***** EXERCISE INPUTS
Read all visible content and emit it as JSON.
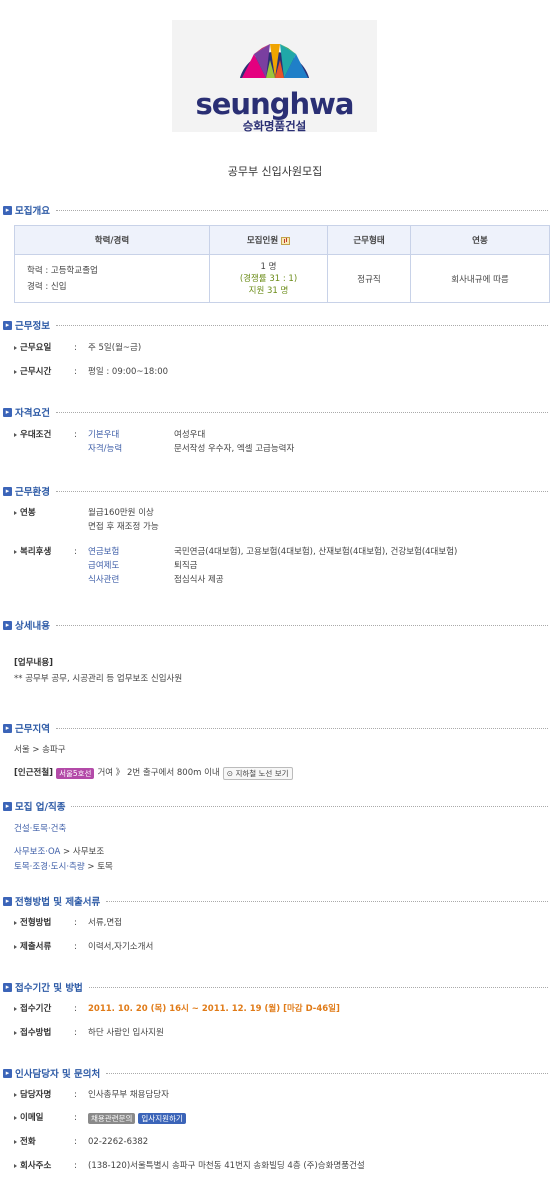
{
  "logo": {
    "word": "seunghwa",
    "korean": "승화명품건설"
  },
  "title": "공무부 신입사원모집",
  "sections": {
    "overview": "모집개요",
    "work_info": "근무정보",
    "qualification": "자격요건",
    "environment": "근무환경",
    "detail": "상세내용",
    "region": "근무지역",
    "industry": "모집 업/직종",
    "process": "전형방법 및 제출서류",
    "period": "접수기간 및 방법",
    "contact": "인사담당자 및 문의처"
  },
  "summary": {
    "headers": [
      "학력/경력",
      "모집인원",
      "근무형태",
      "연봉"
    ],
    "education": "학력 : 고등학교졸업",
    "career": "경력 : 신입",
    "count": "1 명",
    "ratio": "(경쟁률 31 : 1)",
    "applicants": "지원 31 명",
    "type": "정규직",
    "salary": "회사내규에 따름"
  },
  "work": {
    "days_label": "근무요일",
    "days": "주 5일(월~금)",
    "hours_label": "근무시간",
    "hours": "평일 : 09:00~18:00"
  },
  "qual": {
    "label": "우대조건",
    "basic_label": "기본우대",
    "basic": "여성우대",
    "cert_label": "자격/능력",
    "cert": "문서작성 우수자, 엑셀 고급능력자"
  },
  "env": {
    "salary_label": "연봉",
    "salary1": "월급160만원 이상",
    "salary2": "면접 후 재조정 가능",
    "welfare_label": "복리후생",
    "pension_label": "연금보험",
    "pension": "국민연금(4대보험), 고용보험(4대보험), 산재보험(4대보험), 건강보험(4대보험)",
    "pay_label": "급여제도",
    "pay": "퇴직금",
    "meal_label": "식사관련",
    "meal": "점심식사 제공"
  },
  "detail": {
    "heading": "[업무내용]",
    "text": "** 공무부 공무, 시공관리 등 업무보조 신입사원"
  },
  "region": {
    "path": "서울 > 송파구",
    "station_label": "[인근전철]",
    "line": "서울5호선",
    "station": "거여 》 2번 출구에서 800m 이내",
    "map_button": "지하철 노선 보기"
  },
  "industry": {
    "line1": "건설·토목·건축",
    "line2a": "사무보조·OA",
    "line2b": " >  사무보조",
    "line3a": "토목·조경·도시·측량",
    "line3b": " >  토목"
  },
  "process": {
    "method_label": "전형방법",
    "method": "서류,면접",
    "docs_label": "제출서류",
    "docs": "이력서,자기소개서"
  },
  "period": {
    "date_label": "접수기간",
    "dates": "2011. 10. 20 (목) 16시 ~ 2011. 12. 19 (월) [마감 D-46일]",
    "how_label": "접수방법",
    "how": "하단 사람인 입사지원"
  },
  "contact": {
    "person_label": "담당자명",
    "person": "인사총무부 채용담당자",
    "email_label": "이메일",
    "email_btn1": "채용관련문의",
    "email_btn2": "입사지원하기",
    "phone_label": "전화",
    "phone": "02-2262-6382",
    "addr_label": "회사주소",
    "addr": "(138-120)서울특별시 송파구 마천동 41번지 송화빌딩 4층 (주)승화명품건설"
  },
  "colors": {
    "accent": "#2d5aa6",
    "logo_navy": "#2a2f74",
    "deadline": "#e07b18",
    "subway_badge": "#b34aa8",
    "apply_badge": "#3b64b8"
  }
}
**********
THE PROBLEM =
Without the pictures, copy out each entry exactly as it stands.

ANSWER BOX =
Read all visible content and emit it as JSON.
{
  "logo": {
    "word": "seunghwa",
    "korean": "승화명품건설"
  },
  "title": "공무부 신입사원모집",
  "sections": {
    "overview": "모집개요",
    "work_info": "근무정보",
    "qualification": "자격요건",
    "environment": "근무환경",
    "detail": "상세내용",
    "region": "근무지역",
    "industry": "모집 업/직종",
    "process": "전형방법 및 제출서류",
    "period": "접수기간 및 방법",
    "contact": "인사담당자 및 문의처"
  },
  "summary": {
    "headers": [
      "학력/경력",
      "모집인원",
      "근무형태",
      "연봉"
    ],
    "education": "학력 : 고등학교졸업",
    "career": "경력 : 신입",
    "count": "1 명",
    "ratio": "(경쟁률 31 : 1)",
    "applicants": "지원 31 명",
    "type": "정규직",
    "salary": "회사내규에 따름"
  },
  "work": {
    "days_label": "근무요일",
    "days": "주 5일(월~금)",
    "hours_label": "근무시간",
    "hours": "평일 : 09:00~18:00"
  },
  "qual": {
    "label": "우대조건",
    "basic_label": "기본우대",
    "basic": "여성우대",
    "cert_label": "자격/능력",
    "cert": "문서작성 우수자, 엑셀 고급능력자"
  },
  "env": {
    "salary_label": "연봉",
    "salary1": "월급160만원 이상",
    "salary2": "면접 후 재조정 가능",
    "welfare_label": "복리후생",
    "pension_label": "연금보험",
    "pension": "국민연금(4대보험), 고용보험(4대보험), 산재보험(4대보험), 건강보험(4대보험)",
    "pay_label": "급여제도",
    "pay": "퇴직금",
    "meal_label": "식사관련",
    "meal": "점심식사 제공"
  },
  "detail": {
    "heading": "[업무내용]",
    "text": "** 공무부 공무, 시공관리 등 업무보조 신입사원"
  },
  "region": {
    "path": "서울 > 송파구",
    "station_label": "[인근전철]",
    "line": "서울5호선",
    "station": "거여 》 2번 출구에서 800m 이내",
    "map_button": "지하철 노선 보기"
  },
  "industry": {
    "line1": "건설·토목·건축",
    "line2a": "사무보조·OA",
    "line2b": " >  사무보조",
    "line3a": "토목·조경·도시·측량",
    "line3b": " >  토목"
  },
  "process": {
    "method_label": "전형방법",
    "method": "서류,면접",
    "docs_label": "제출서류",
    "docs": "이력서,자기소개서"
  },
  "period": {
    "date_label": "접수기간",
    "dates": "2011. 10. 20 (목) 16시 ~ 2011. 12. 19 (월) [마감 D-46일]",
    "how_label": "접수방법",
    "how": "하단 사람인 입사지원"
  },
  "contact": {
    "person_label": "담당자명",
    "person": "인사총무부 채용담당자",
    "email_label": "이메일",
    "email_btn1": "채용관련문의",
    "email_btn2": "입사지원하기",
    "phone_label": "전화",
    "phone": "02-2262-6382",
    "addr_label": "회사주소",
    "addr": "(138-120)서울특별시 송파구 마천동 41번지 송화빌딩 4층 (주)승화명품건설"
  },
  "colors": {
    "accent": "#2d5aa6",
    "logo_navy": "#2a2f74",
    "deadline": "#e07b18",
    "subway_badge": "#b34aa8",
    "apply_badge": "#3b64b8"
  }
}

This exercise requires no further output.